§ **Data listing**:
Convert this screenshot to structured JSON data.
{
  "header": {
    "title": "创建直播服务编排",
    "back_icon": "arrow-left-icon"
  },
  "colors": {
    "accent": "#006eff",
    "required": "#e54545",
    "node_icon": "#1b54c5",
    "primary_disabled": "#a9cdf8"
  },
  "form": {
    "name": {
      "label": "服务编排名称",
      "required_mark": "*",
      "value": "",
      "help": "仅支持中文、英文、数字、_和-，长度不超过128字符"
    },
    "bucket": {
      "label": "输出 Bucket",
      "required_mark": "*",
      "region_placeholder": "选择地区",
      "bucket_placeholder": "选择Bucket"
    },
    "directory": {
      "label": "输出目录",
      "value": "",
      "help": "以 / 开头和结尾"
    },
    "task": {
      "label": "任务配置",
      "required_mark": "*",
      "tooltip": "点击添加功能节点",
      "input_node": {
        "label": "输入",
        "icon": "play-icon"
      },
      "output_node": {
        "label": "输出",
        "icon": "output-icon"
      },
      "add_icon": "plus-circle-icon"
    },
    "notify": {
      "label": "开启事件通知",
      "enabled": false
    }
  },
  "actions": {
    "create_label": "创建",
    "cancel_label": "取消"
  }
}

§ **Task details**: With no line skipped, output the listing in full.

§ **Exercise solution**:
Convert this screenshot to structured JSON data.
{
  "header": {
    "title": "创建直播服务编排",
    "back_icon": "arrow-left-icon"
  },
  "colors": {
    "accent": "#006eff",
    "required": "#e54545",
    "node_icon": "#1b54c5",
    "primary_disabled": "#a9cdf8"
  },
  "form": {
    "name": {
      "label": "服务编排名称",
      "required_mark": "*",
      "value": "",
      "help": "仅支持中文、英文、数字、_和-，长度不超过128字符"
    },
    "bucket": {
      "label": "输出 Bucket",
      "required_mark": "*",
      "region_placeholder": "选择地区",
      "bucket_placeholder": "选择Bucket"
    },
    "directory": {
      "label": "输出目录",
      "value": "",
      "help": "以 / 开头和结尾"
    },
    "task": {
      "label": "任务配置",
      "required_mark": "*",
      "tooltip": "点击添加功能节点",
      "input_node": {
        "label": "输入",
        "icon": "play-icon"
      },
      "output_node": {
        "label": "输出",
        "icon": "output-icon"
      },
      "add_icon": "plus-circle-icon"
    },
    "notify": {
      "label": "开启事件通知",
      "enabled": false
    }
  },
  "actions": {
    "create_label": "创建",
    "cancel_label": "取消"
  }
}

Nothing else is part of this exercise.